2. Separate field wiring from internal wiring

Think about how field wiring going to the machine will route into the panel. Will you use conduit, cables or wireway? Will the wiring enter from the bottom, the top or the side? Referring back to our first best practice, consider how best to keep the power and control wiring separated. Lay out terminal strips so that there are separate wire ducts for the internal and field wiring. This simplifies the field wiring and also helps if you have to disconnect the wiring when shipping the machine.

3. Determine the right size wiring duct

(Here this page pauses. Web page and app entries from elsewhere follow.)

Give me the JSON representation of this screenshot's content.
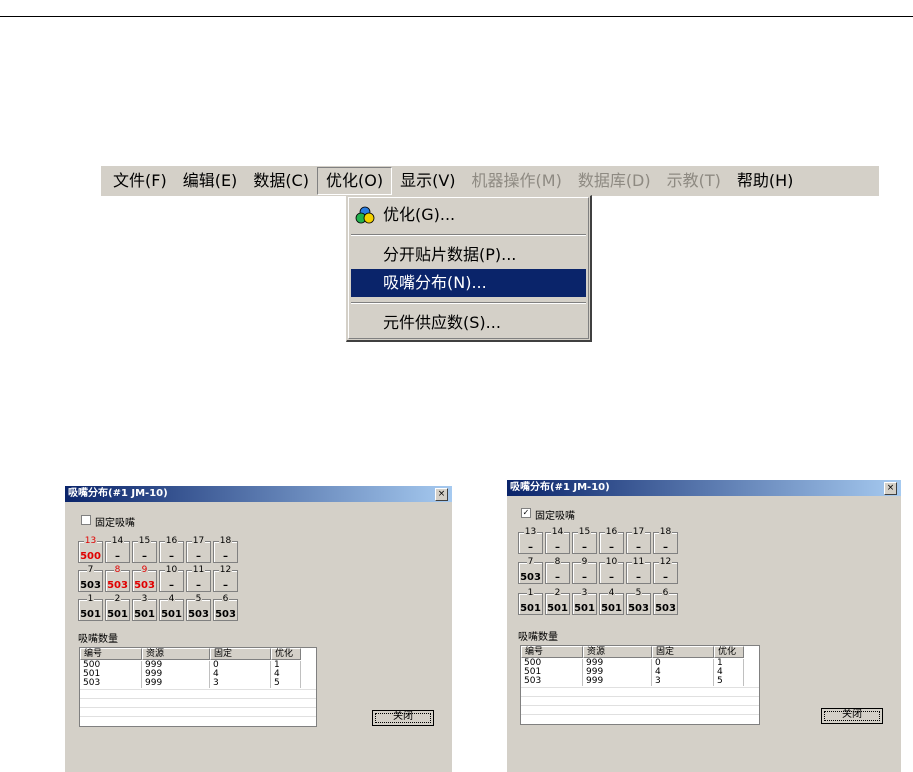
{
  "menu": {
    "items": [
      {
        "label": "文件(F)"
      },
      {
        "label": "编辑(E)"
      },
      {
        "label": "数据(C)"
      },
      {
        "label": "优化(O)"
      },
      {
        "label": "显示(V)"
      },
      {
        "label": "机器操作(M)"
      },
      {
        "label": "数据库(D)"
      },
      {
        "label": "示教(T)"
      },
      {
        "label": "帮助(H)"
      }
    ],
    "dropdown": {
      "optimize": "优化(G)...",
      "split": "分开贴片数据(P)...",
      "nozzle": "吸嘴分布(N)...",
      "feeder": "元件供应数(S)..."
    }
  },
  "dialog_left": {
    "title": "吸嘴分布(#1 JM-10)",
    "close": "×",
    "fixed_label": "固定吸嘴",
    "checked": "",
    "row1": [
      {
        "n": "13",
        "v": "500"
      },
      {
        "n": "14",
        "v": "–"
      },
      {
        "n": "15",
        "v": "–"
      },
      {
        "n": "16",
        "v": "–"
      },
      {
        "n": "17",
        "v": "–"
      },
      {
        "n": "18",
        "v": "–"
      }
    ],
    "row2": [
      {
        "n": "7",
        "v": "503"
      },
      {
        "n": "8",
        "v": "503"
      },
      {
        "n": "9",
        "v": "503"
      },
      {
        "n": "10",
        "v": "–"
      },
      {
        "n": "11",
        "v": "–"
      },
      {
        "n": "12",
        "v": "–"
      }
    ],
    "row3": [
      {
        "n": "1",
        "v": "501"
      },
      {
        "n": "2",
        "v": "501"
      },
      {
        "n": "3",
        "v": "501"
      },
      {
        "n": "4",
        "v": "501"
      },
      {
        "n": "5",
        "v": "503"
      },
      {
        "n": "6",
        "v": "503"
      }
    ],
    "count_label": "吸嘴数量",
    "table": {
      "headers": [
        "编号",
        "资源",
        "固定",
        "优化"
      ],
      "rows": [
        [
          "500",
          "999",
          "0",
          "1"
        ],
        [
          "501",
          "999",
          "4",
          "4"
        ],
        [
          "503",
          "999",
          "3",
          "5"
        ]
      ]
    },
    "close_button": "关闭"
  },
  "dialog_right": {
    "title": "吸嘴分布(#1 JM-10)",
    "close": "×",
    "fixed_label": "固定吸嘴",
    "checked": "✓",
    "row1": [
      {
        "n": "13",
        "v": "–"
      },
      {
        "n": "14",
        "v": "–"
      },
      {
        "n": "15",
        "v": "–"
      },
      {
        "n": "16",
        "v": "–"
      },
      {
        "n": "17",
        "v": "–"
      },
      {
        "n": "18",
        "v": "–"
      }
    ],
    "row2": [
      {
        "n": "7",
        "v": "503"
      },
      {
        "n": "8",
        "v": "–"
      },
      {
        "n": "9",
        "v": "–"
      },
      {
        "n": "10",
        "v": "–"
      },
      {
        "n": "11",
        "v": "–"
      },
      {
        "n": "12",
        "v": "–"
      }
    ],
    "row3": [
      {
        "n": "1",
        "v": "501"
      },
      {
        "n": "2",
        "v": "501"
      },
      {
        "n": "3",
        "v": "501"
      },
      {
        "n": "4",
        "v": "501"
      },
      {
        "n": "5",
        "v": "503"
      },
      {
        "n": "6",
        "v": "503"
      }
    ],
    "count_label": "吸嘴数量",
    "table": {
      "headers": [
        "编号",
        "资源",
        "固定",
        "优化"
      ],
      "rows": [
        [
          "500",
          "999",
          "0",
          "1"
        ],
        [
          "501",
          "999",
          "4",
          "4"
        ],
        [
          "503",
          "999",
          "3",
          "5"
        ]
      ]
    },
    "close_button": "关闭"
  }
}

Wire duct can consume a lot of space in a panel, especially if you run extra ducts to separate power and control. The proper size duct for each section is one that’s neither under-filled nor over-filled and one that has space for easy access when wiring. It is sometimes helpful to draw a cross-section of the duct profile in CAD and then fill it with circles that represent the wire sizes and quantities. This quick visual can help evaluate the loading for different size ducts. This is especially useful when working with large-diameter wire and cables.

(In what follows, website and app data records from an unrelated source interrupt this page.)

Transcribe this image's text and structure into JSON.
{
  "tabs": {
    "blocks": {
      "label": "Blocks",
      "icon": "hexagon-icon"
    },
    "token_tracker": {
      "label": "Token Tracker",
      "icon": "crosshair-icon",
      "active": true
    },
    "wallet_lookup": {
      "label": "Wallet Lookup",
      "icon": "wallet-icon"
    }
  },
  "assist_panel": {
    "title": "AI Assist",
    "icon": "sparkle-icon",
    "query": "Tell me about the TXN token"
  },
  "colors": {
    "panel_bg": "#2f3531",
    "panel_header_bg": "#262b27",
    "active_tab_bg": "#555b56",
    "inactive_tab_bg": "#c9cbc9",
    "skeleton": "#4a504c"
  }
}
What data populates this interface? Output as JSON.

4. Provide adequate space for wire routing

When designing panel layouts in CAD, it’s tempting to reduce the working space around components in order to shrink the overall size of the panel. However, you also need to provide adequate room to get your hands and tools into spaces. After building a panel, go evaluate the space you put around different devices and take some notes. This will help you improve future design. When working with larger wire, be sure to allow enough room to route and bend those wires.

5. Properly ground the panel and devices

Include a row of ground terminals in the panel and connect all ground wires here, including grounds from components, doors and the subplate. Consider mounting a ground terminal adjacent to the disconnect and running a large ground wire between it and the ground terminals. This makes it obvious where to terminate the ground for the incoming power.

Three useful national and international standards:

  • NFPA79: Electrical Standard for Industrial Machinery—The official standard description is: “NFPA 79 provides safeguards for industrial machinery to protect operators, equipment, facilities, and work-in-progress from fire and electrical hazards,” but it contains a wealth of helpful information and is an essential tool for anyone designing industrial controls and equipment.
  • UL508A: the UL standard for the construction of Industrial Control Panels
  • CE specifications for Europe – The CE specifications contain a mix of directives and standards, including 2006/42/EC Machinery Directive, 2014/35/EU Low Voltage Directive, 2014/30/EU Electromagnetic Compatibility Directive and a long list of other standards for machine safety systems, risk assessments, guarding, ergonomics.

There are also separate standards for specific types of equipment. The best way to get started is to consult with a notified body. A notified body is an organization authorized by the EU to assess the conformity of products. They can help you determine which directives and standards are applicable to your equipment and also discuss methods for certifying your equipment.

Some of the Machinery Directive elements should be incorporated into your standard designs. They’re good practice and will help you create a more universal design. For example, use green/yellow wire for grounds and use touch-safe components throughout the panel.

And finally, for panel design and build resources, we have a section of Allied’s Expert Advice content dedicated to industrial control panels, and we’ve partnered with both Schneider Electric and Eaton on industrial panel builder digital resource hubs.

JIM DAVIS / director of advanced solutions and technical support / Allied Electronics & Automation

About the Author

Anna Townshend | Managing Editor

Anna Townshend has been a writer and journalist for 20 years. Previously, she was the editor of Marina Dock Age and International Dredging Review, until she joined Endeavor Business Media in June 2020. She is the managing editor of Control Design and Plant Services.